Neutralisation against the Delta and Kappa variants was comparable with that seen against the Alpha (B.1.1.7; formerly ‘Kent’) and Gamma (P.1; formerly ‘Brazilian’) variants, with no evidence of widespread antibody escape as seen with the Beta (B.1.351; formerly South Africa) variant. 1 This may provide an initial indication that similar levels of protection could be achieved in the real-world setting. Sub-analysis of the Phase III COV002 trial in the UK demonstrated vaccine efficacy of 70.4% (95% CI: 43.6% to 84.5%) at preventing symptomatic COVID-19 against the Alpha variant, when measured more than 14 days after a second dose.2
These results build on the recent analysis by Public Health England showing early evidence of real-world data that two doses of AstraZeneca’s COVID-19 vaccine are effective against the Delta variant, with similar levels of protection achieved as those seen against the Alpha variant.3
Mene Pangalos, Executive Vice President, BioPharmaceuticals R&D, said: “We are encouraged to see the non-clinical results published from Oxford and these data, alongside the recent early real-world analysis from Public Health England, provide us with a positive indication that our vaccine can have significant impact against the Delta variant. This gives us great hope that even as these new variants continue to spread, our vaccine would continue to provide protection for people across the world and help turn the tide of the pandemic for the people of India.”
While data is still building, early studies have now demonstrated the vaccine’s ability to have a positive impact against all the key global variants of concern and support the World Health Organisation’s (WHO) Strategic Advisory Group of Experts on Immunization recommendation on the use of AstraZeneca’s COVID-19 vaccine in countries where new variants are prevalent.

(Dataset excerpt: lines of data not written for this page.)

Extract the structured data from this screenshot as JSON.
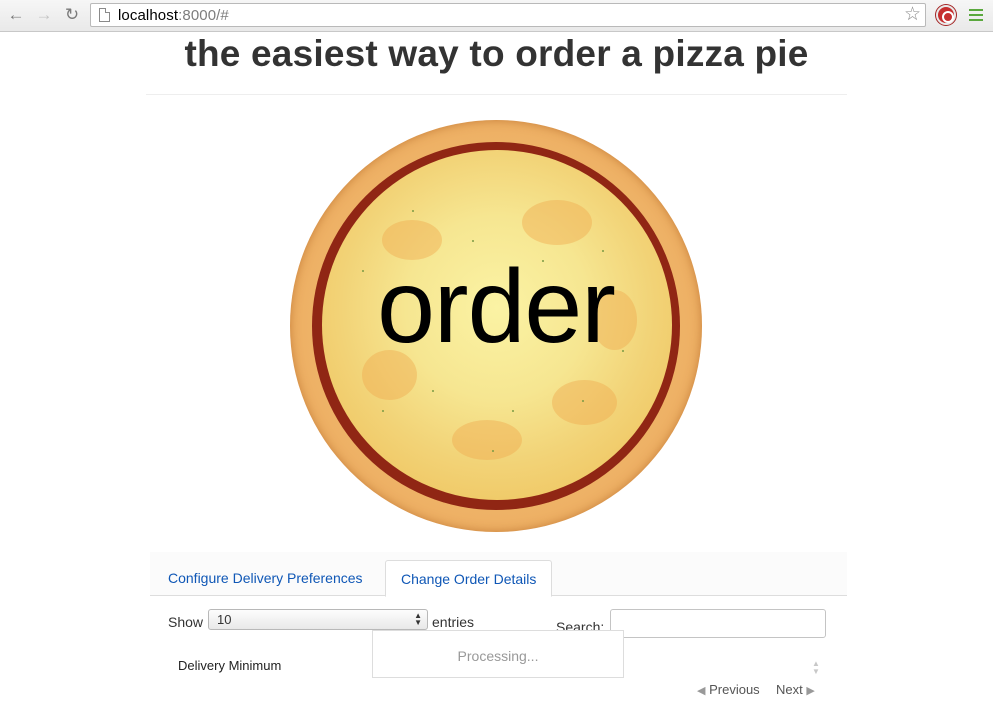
{
  "browser": {
    "back_icon": "back-arrow-icon",
    "forward_icon": "forward-arrow-icon",
    "reload_icon": "reload-icon",
    "url_host": "localhost",
    "url_rest": ":8000/#",
    "bookmark_icon": "star-icon",
    "extension_icon": "adblock-icon",
    "menu_icon": "hamburger-menu-icon"
  },
  "page": {
    "title": "the easiest way to order a pizza pie",
    "order_button_text": "order"
  },
  "tabs": [
    {
      "label": "Configure Delivery Preferences",
      "active": false
    },
    {
      "label": "Change Order Details",
      "active": true
    }
  ],
  "table_controls": {
    "show_label": "Show",
    "length_value": "10",
    "entries_label": "entries",
    "search_label": "Search:",
    "search_value": ""
  },
  "table": {
    "columns": [
      "Delivery Minimum"
    ],
    "processing_text": "Processing..."
  },
  "pagination": {
    "previous_label": "Previous",
    "next_label": "Next"
  },
  "colors": {
    "link": "#0f57b6",
    "title": "#333333",
    "processing_text": "#999999"
  }
}
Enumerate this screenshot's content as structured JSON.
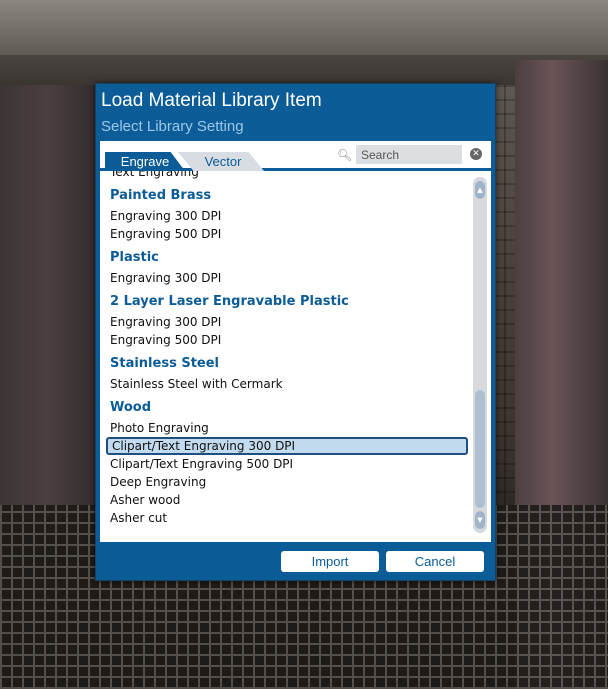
{
  "dialog": {
    "title": "Load Material Library Item",
    "subtitle": "Select Library Setting"
  },
  "tabs": [
    {
      "label": "Engrave",
      "active": true
    },
    {
      "label": "Vector",
      "active": false
    }
  ],
  "search": {
    "placeholder": "Search"
  },
  "list": {
    "partial_top_item": "Text Engraving",
    "groups": [
      {
        "name": "Painted Brass",
        "items": [
          "Engraving 300 DPI",
          "Engraving 500 DPI"
        ]
      },
      {
        "name": "Plastic",
        "items": [
          "Engraving 300 DPI"
        ]
      },
      {
        "name": "2 Layer Laser Engravable Plastic",
        "items": [
          "Engraving 300 DPI",
          "Engraving 500 DPI"
        ]
      },
      {
        "name": "Stainless Steel",
        "items": [
          "Stainless Steel with Cermark"
        ]
      },
      {
        "name": "Wood",
        "items": [
          "Photo Engraving",
          "Clipart/Text Engraving 300 DPI",
          "Clipart/Text Engraving 500 DPI",
          "Deep Engraving",
          "Asher wood",
          "Asher cut"
        ]
      }
    ],
    "selected_item": "Clipart/Text Engraving 300 DPI"
  },
  "buttons": {
    "import_label": "Import",
    "cancel_label": "Cancel"
  },
  "colors": {
    "dialog_blue": "#0b5c97",
    "selection": "#c3dbef"
  },
  "icons": {
    "search": "search-icon",
    "clear": "clear-icon",
    "scroll_up": "chevron-up-icon",
    "scroll_down": "chevron-down-icon"
  }
}
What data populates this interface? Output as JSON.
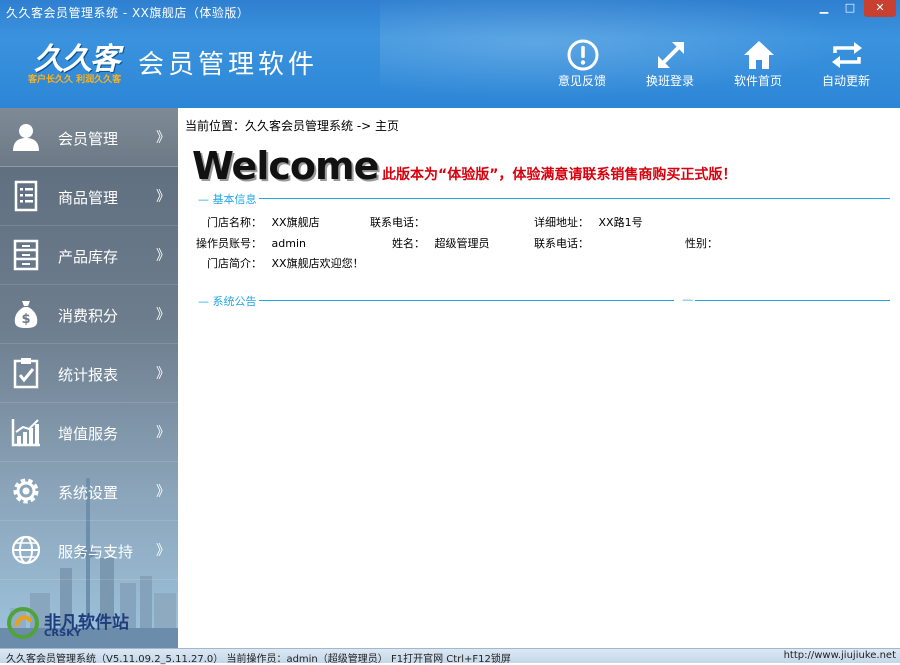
{
  "window": {
    "title": "久久客会员管理系统  - XX旗舰店（体验版）",
    "min_label": "▁",
    "max_label": "□",
    "close_label": "✕"
  },
  "header": {
    "logo_text": "久久客",
    "logo_slogan": "客户长久久  利润久久客",
    "app_name": "会员管理软件",
    "toolbar": [
      {
        "label": "意见反馈",
        "icon": "exclamation-circle-icon"
      },
      {
        "label": "换班登录",
        "icon": "expand-arrows-icon"
      },
      {
        "label": "软件首页",
        "icon": "home-icon"
      },
      {
        "label": "自动更新",
        "icon": "refresh-arrows-icon"
      }
    ]
  },
  "sidebar": {
    "arrow": "》",
    "items": [
      {
        "label": "会员管理",
        "icon": "user-icon"
      },
      {
        "label": "商品管理",
        "icon": "document-list-icon"
      },
      {
        "label": "产品库存",
        "icon": "cabinet-icon"
      },
      {
        "label": "消费积分",
        "icon": "money-bag-icon"
      },
      {
        "label": "统计报表",
        "icon": "clipboard-check-icon"
      },
      {
        "label": "增值服务",
        "icon": "bar-chart-icon"
      },
      {
        "label": "系统设置",
        "icon": "gear-icon"
      },
      {
        "label": "服务与支持",
        "icon": "globe-icon"
      }
    ],
    "watermark": "非凡软件站",
    "watermark_sub": "CRSKY"
  },
  "main": {
    "breadcrumb": "当前位置：久久客会员管理系统 -> 主页",
    "welcome": "Welcome",
    "trial_note": "此版本为“体验版”，体验满意请联系销售商购买正式版！",
    "basic_info_title": "基本信息",
    "info": {
      "store_name_label": "门店名称：",
      "store_name": "XX旗舰店",
      "phone_label": "联系电话：",
      "phone": "",
      "address_label": "详细地址：",
      "address": "XX路1号",
      "operator_account_label": "操作员账号：",
      "operator_account": "admin",
      "name_label": "姓名：",
      "name": "超级管理员",
      "phone2_label": "联系电话：",
      "phone2": "",
      "gender_label": "性别：",
      "gender": "",
      "intro_label": "门店简介：",
      "intro": "XX旗舰店欢迎您！"
    },
    "notice_title": "系统公告",
    "notice_right_title": "—"
  },
  "statusbar": {
    "left": "久久客会员管理系统（V5.11.09.2_5.11.27.0）  当前操作员：admin（超级管理员）  F1打开官网 Ctrl+F12锁屏",
    "right": "http://www.jiujiuke.net"
  },
  "colors": {
    "header_blue": "#2f7fd0",
    "accent": "#23a7e4",
    "trial_red": "#d8000c"
  }
}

The Indian variant is a key contributor to the current wave of infection ravaging the Indian subcontinent, and it has recently been classified as a variant of concern by the WHO. These data are very encouraging and demonstrate that AstraZeneca’s COVID-19 vaccine, which currently comprises over 90% of all doses being supplied in India, and as of June 2021 represents over 90% of all doses supplied through COVAX globally, will have a significant impact as cases of these two new variants increase.
1. Liu C, Ginn HM, Dejnirattisai W, et al; Reduced neutralization of SARS-CoV-2 B.1.617 by vaccine and convalescent serum. Cell [Online]. Available at: https://www.sciencedirect.com/science/article/pii/S0092867421007558 [Last accessed: June 2021]

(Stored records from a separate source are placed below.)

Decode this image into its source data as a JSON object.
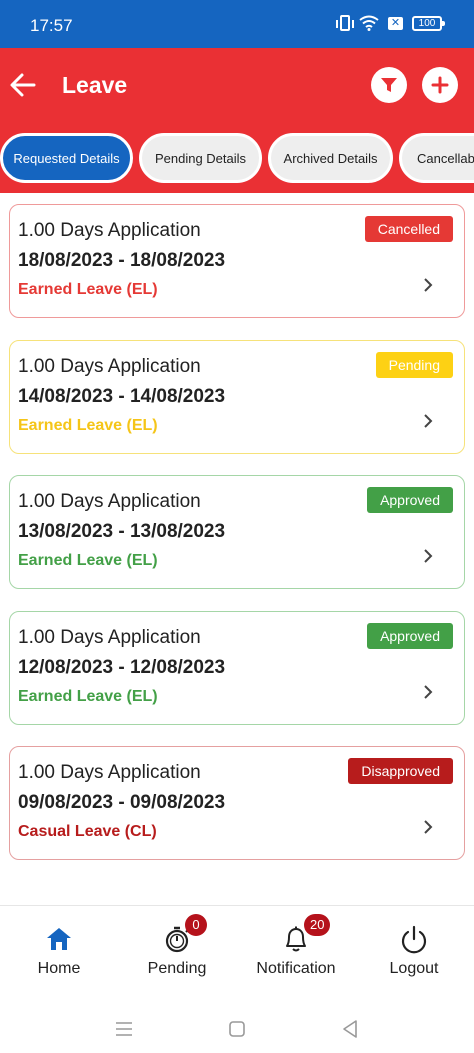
{
  "status_bar": {
    "time": "17:57",
    "battery": "100"
  },
  "header": {
    "title": "Leave"
  },
  "tabs": [
    {
      "label": "Requested Details",
      "active": true
    },
    {
      "label": "Pending Details",
      "active": false
    },
    {
      "label": "Archived Details",
      "active": false
    },
    {
      "label": "Cancellable",
      "active": false
    }
  ],
  "applications": [
    {
      "title": "1.00 Days Application",
      "dates": "18/08/2023 - 18/08/2023",
      "leave_type": "Earned Leave (EL)",
      "status": "Cancelled",
      "status_color": "#e53935",
      "border_color": "#ef9a9a",
      "type_color": "#e53935"
    },
    {
      "title": "1.00 Days Application",
      "dates": "14/08/2023 - 14/08/2023",
      "leave_type": "Earned Leave (EL)",
      "status": "Pending",
      "status_color": "#fdd114",
      "border_color": "#f6e27a",
      "type_color": "#f5c518"
    },
    {
      "title": "1.00 Days Application",
      "dates": "13/08/2023 - 13/08/2023",
      "leave_type": "Earned Leave (EL)",
      "status": "Approved",
      "status_color": "#43a047",
      "border_color": "#a5d6a7",
      "type_color": "#43a047"
    },
    {
      "title": "1.00 Days Application",
      "dates": "12/08/2023 - 12/08/2023",
      "leave_type": "Earned Leave (EL)",
      "status": "Approved",
      "status_color": "#43a047",
      "border_color": "#a5d6a7",
      "type_color": "#43a047"
    },
    {
      "title": "1.00 Days Application",
      "dates": "09/08/2023 - 09/08/2023",
      "leave_type": "Casual Leave (CL)",
      "status": "Disapproved",
      "status_color": "#b71c1c",
      "border_color": "#e5a0a0",
      "type_color": "#b71c1c"
    }
  ],
  "bottom_nav": [
    {
      "label": "Home",
      "icon": "home-icon"
    },
    {
      "label": "Pending",
      "icon": "timer-icon",
      "badge": "0"
    },
    {
      "label": "Notification",
      "icon": "bell-icon",
      "badge": "20"
    },
    {
      "label": "Logout",
      "icon": "power-icon"
    }
  ],
  "colors": {
    "header": "#ea3034",
    "status_bar": "#1565c0",
    "active_tab": "#1565c0",
    "home_active": "#1565c0"
  }
}
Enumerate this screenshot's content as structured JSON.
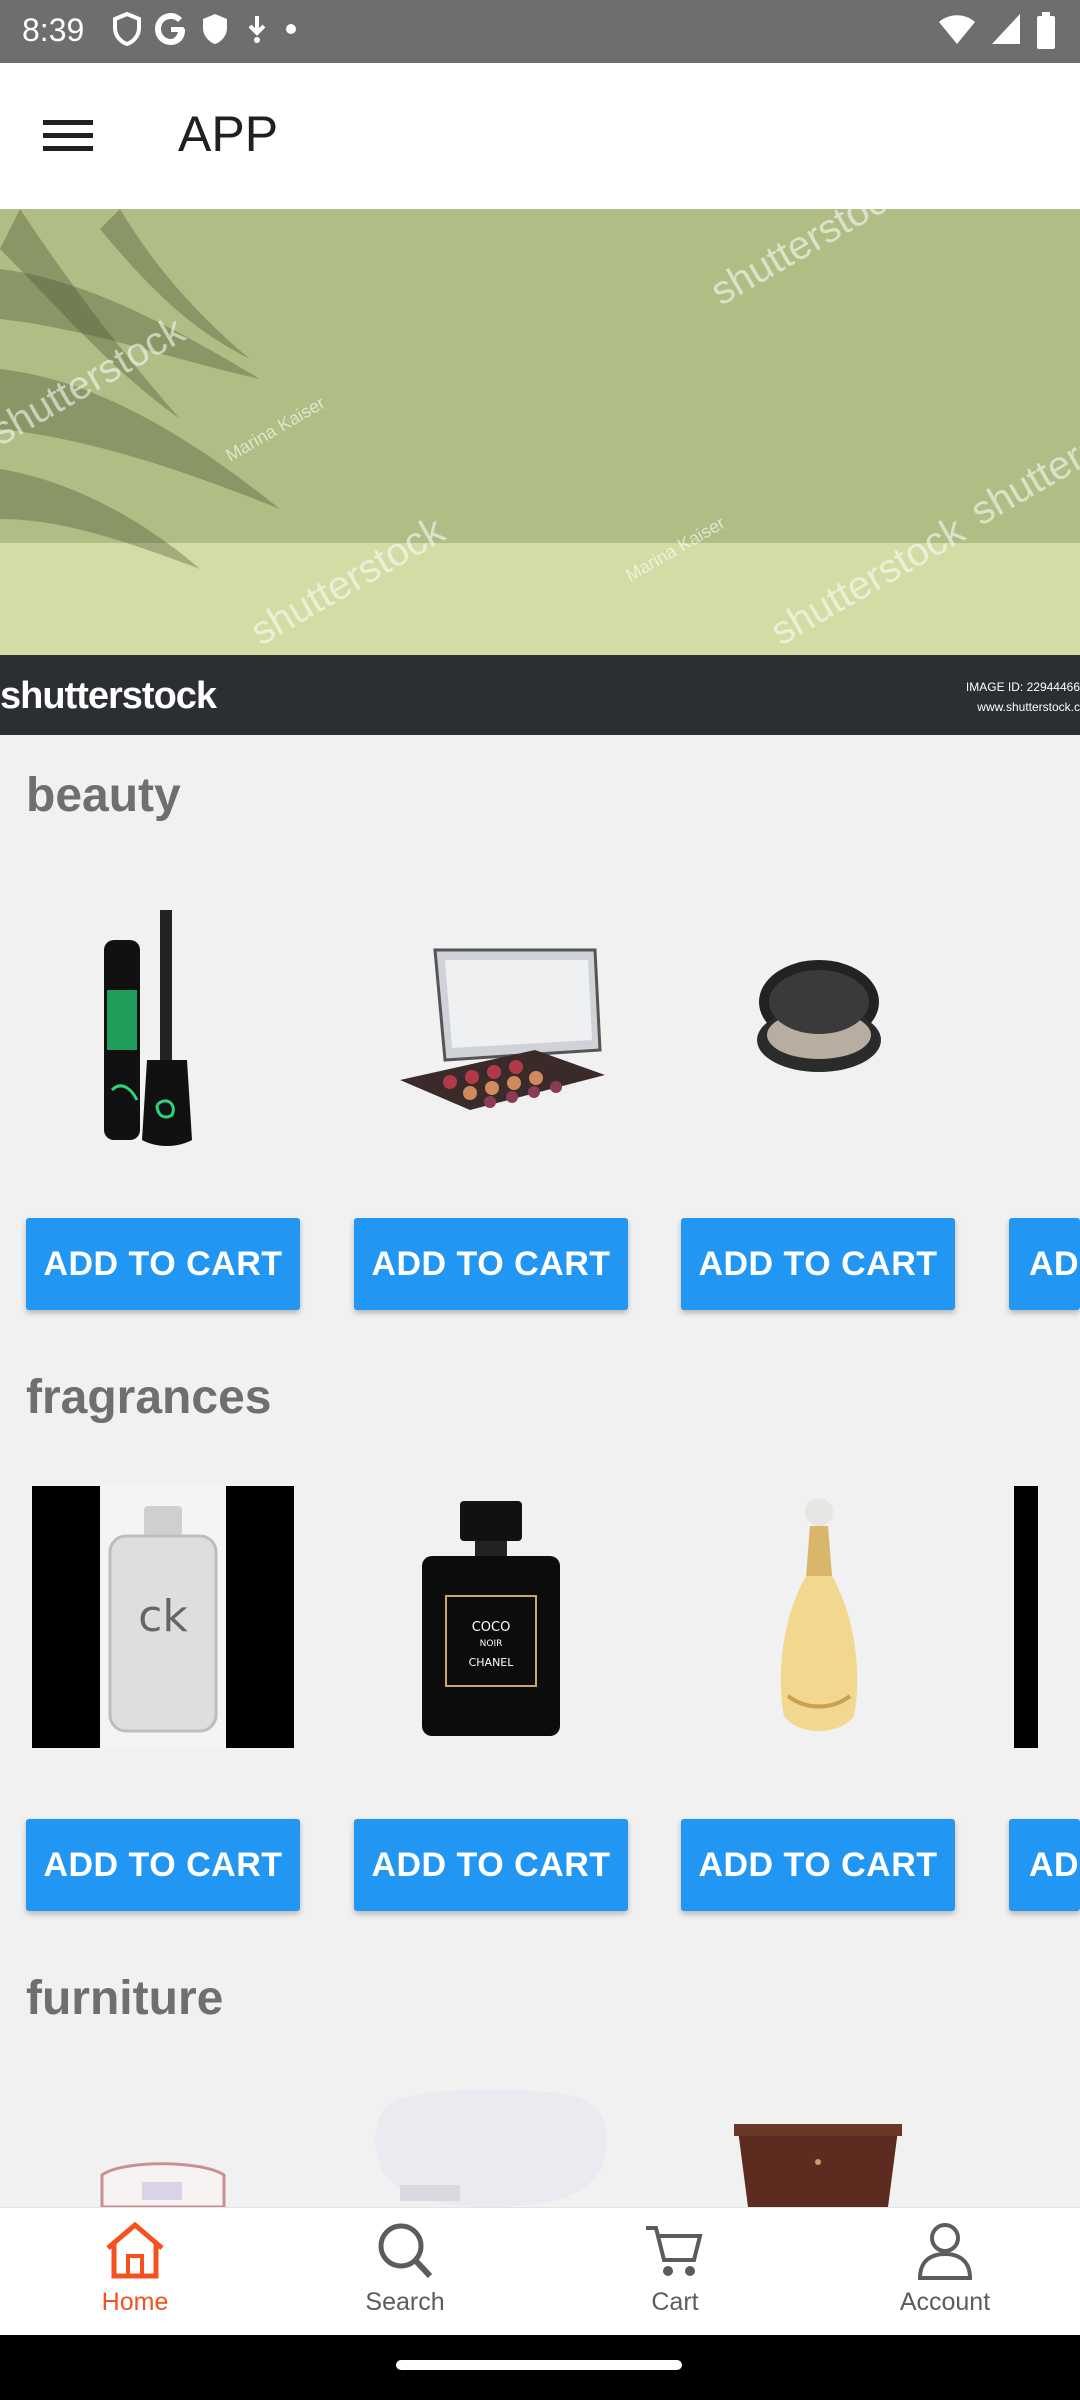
{
  "status_bar": {
    "time": "8:39"
  },
  "app_bar": {
    "title": "APP"
  },
  "hero": {
    "logo_text": "shutterstock",
    "image_id": "IMAGE ID: 22944466",
    "site": "www.shutterstock.c",
    "watermark": "shutterstock",
    "author": "Marina Kaiser"
  },
  "sections": [
    {
      "title": "beauty",
      "add_label": "ADD TO CART"
    },
    {
      "title": "fragrances",
      "add_label": "ADD TO CART"
    },
    {
      "title": "furniture"
    }
  ],
  "partial_button_label": "AD",
  "bottom_nav": {
    "items": [
      {
        "label": "Home",
        "icon": "home-icon"
      },
      {
        "label": "Search",
        "icon": "search-icon"
      },
      {
        "label": "Cart",
        "icon": "cart-icon"
      },
      {
        "label": "Account",
        "icon": "account-icon"
      }
    ]
  },
  "colors": {
    "accent": "#2196f3",
    "nav_active": "#f4511e",
    "status_bar": "#6e6e6e"
  }
}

2. Emary, Katherine RW. et al. Efficacy of ChAdOx1 nCoV-19 (AZD1222) vaccine against SARS-CoV-2 variant of concern 202012/01 (B.1.1.7): an exploratory analysis of a randomised controlled trial. The Lancet. Available at: https://www.thelancet.com/journals/lancet/article/PIIS0140-6736(21)00628-0/fulltext [Last accessed: June 2021]

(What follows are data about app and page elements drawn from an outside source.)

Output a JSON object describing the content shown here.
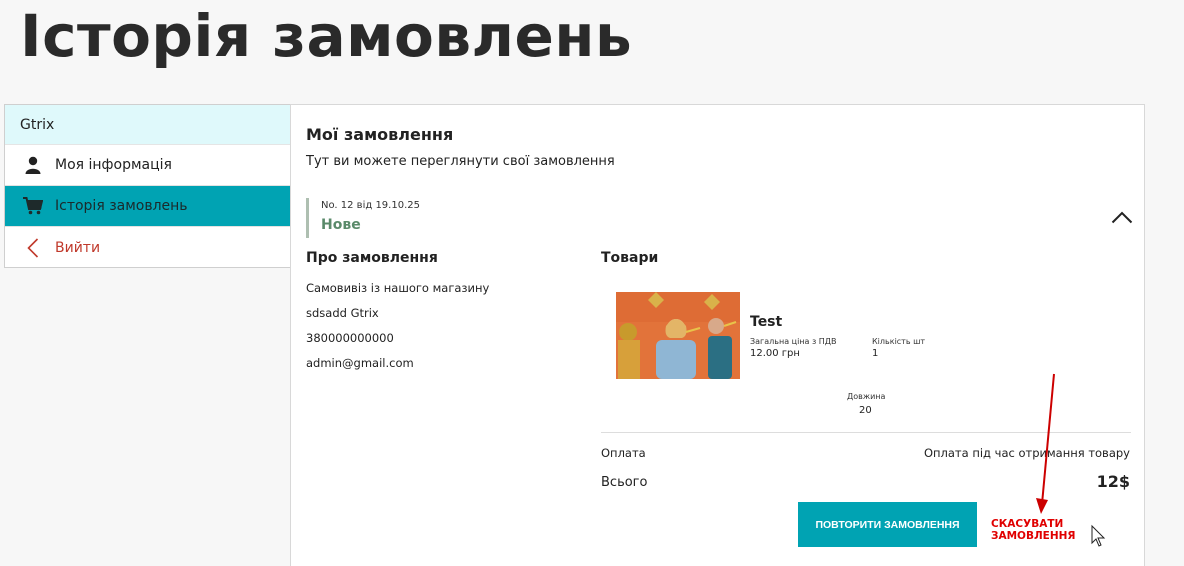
{
  "page": {
    "title": "Історія замовлень"
  },
  "sidebar": {
    "header": "Gtrix",
    "items": [
      {
        "label": "Моя інформація",
        "icon": "user-icon",
        "active": false
      },
      {
        "label": "Історія замовлень",
        "icon": "cart-icon",
        "active": true
      },
      {
        "label": "Вийти",
        "icon": "chevron-left-icon",
        "active": false
      }
    ]
  },
  "main": {
    "title": "Мої замовлення",
    "subtitle": "Тут ви можете переглянути свої замовлення"
  },
  "order": {
    "number_date": "No. 12 від 19.10.25",
    "status": "Нове",
    "about_title": "Про замовлення",
    "about": [
      "Самовивіз із нашого магазину",
      "sdsadd Gtrix",
      "380000000000",
      "admin@gmail.com"
    ],
    "goods_title": "Товари",
    "product": {
      "name": "Test",
      "price_label": "Загальна ціна з ПДВ",
      "price": "12.00 грн",
      "qty_label": "Кількість шт",
      "qty": "1",
      "length_label": "Довжина",
      "length": "20"
    },
    "payment_label": "Оплата",
    "payment_value": "Оплата під час отримання товару",
    "total_label": "Всього",
    "total_value": "12$",
    "repeat_button": "ПОВТОРИТИ ЗАМОВЛЕННЯ",
    "cancel_button": "СКАСУВАТИ ЗАМОВЛЕННЯ"
  },
  "colors": {
    "accent": "#00a3b3",
    "sidebar_header_bg": "#dff9fb",
    "status": "#5a8a6a",
    "cancel": "#e00000",
    "annotation_arrow": "#cc0000"
  }
}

3. Public Health England. Vaccines highly effective against hospitalisation from Delta variant. [Online]. Available at: https://www.gov.uk/government/news/vaccines-highly-effective-against-hospitalisation-from-delta-variant [Last accessed: June 2021]
Veeva ID: Z4-34843
Date of Prep: June 2021